Excerpts from an interface dataset:
◇ ◇ ◇ ◇ ◇ ◇ ◇

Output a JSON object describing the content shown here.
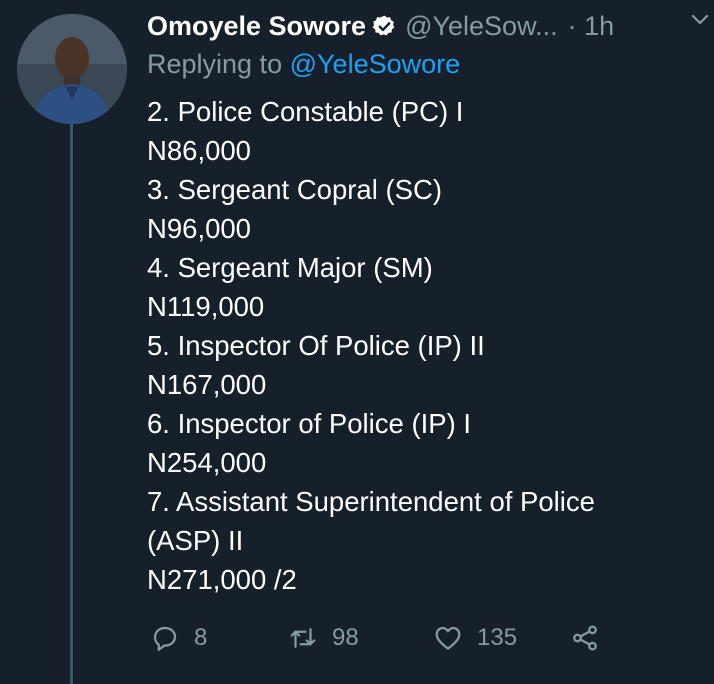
{
  "tweet": {
    "author_name": "Omoyele Sowore",
    "handle": "@YeleSow...",
    "time": "· 1h",
    "replying_prefix": "Replying to",
    "replying_to": "@YeleSowore",
    "lines": [
      "2. Police Constable (PC) I",
      "N86,000",
      "3. Sergeant Copral (SC)",
      "N96,000",
      "4. Sergeant Major (SM)",
      "N119,000",
      "5. Inspector Of Police (IP) II",
      "N167,000",
      "6. Inspector of Police (IP) I",
      "N254,000",
      "7. Assistant Superintendent of Police",
      "(ASP) II",
      "N271,000 /2"
    ],
    "reply_count": "8",
    "retweet_count": "98",
    "like_count": "135"
  },
  "icons": {
    "verified": "verified-badge-icon",
    "menu": "chevron-down-icon",
    "reply": "reply-icon",
    "retweet": "retweet-icon",
    "like": "heart-icon",
    "share": "share-icon"
  },
  "colors": {
    "background": "#15202b",
    "accent": "#1da1f2",
    "muted": "#8899a6",
    "thread_line": "#3d5466"
  }
}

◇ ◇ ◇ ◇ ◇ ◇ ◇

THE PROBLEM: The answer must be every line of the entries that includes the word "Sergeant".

EXPECTED ANSWER:
      "3. Sergeant Copral (SC)",
      "4. Sergeant Major (SM)",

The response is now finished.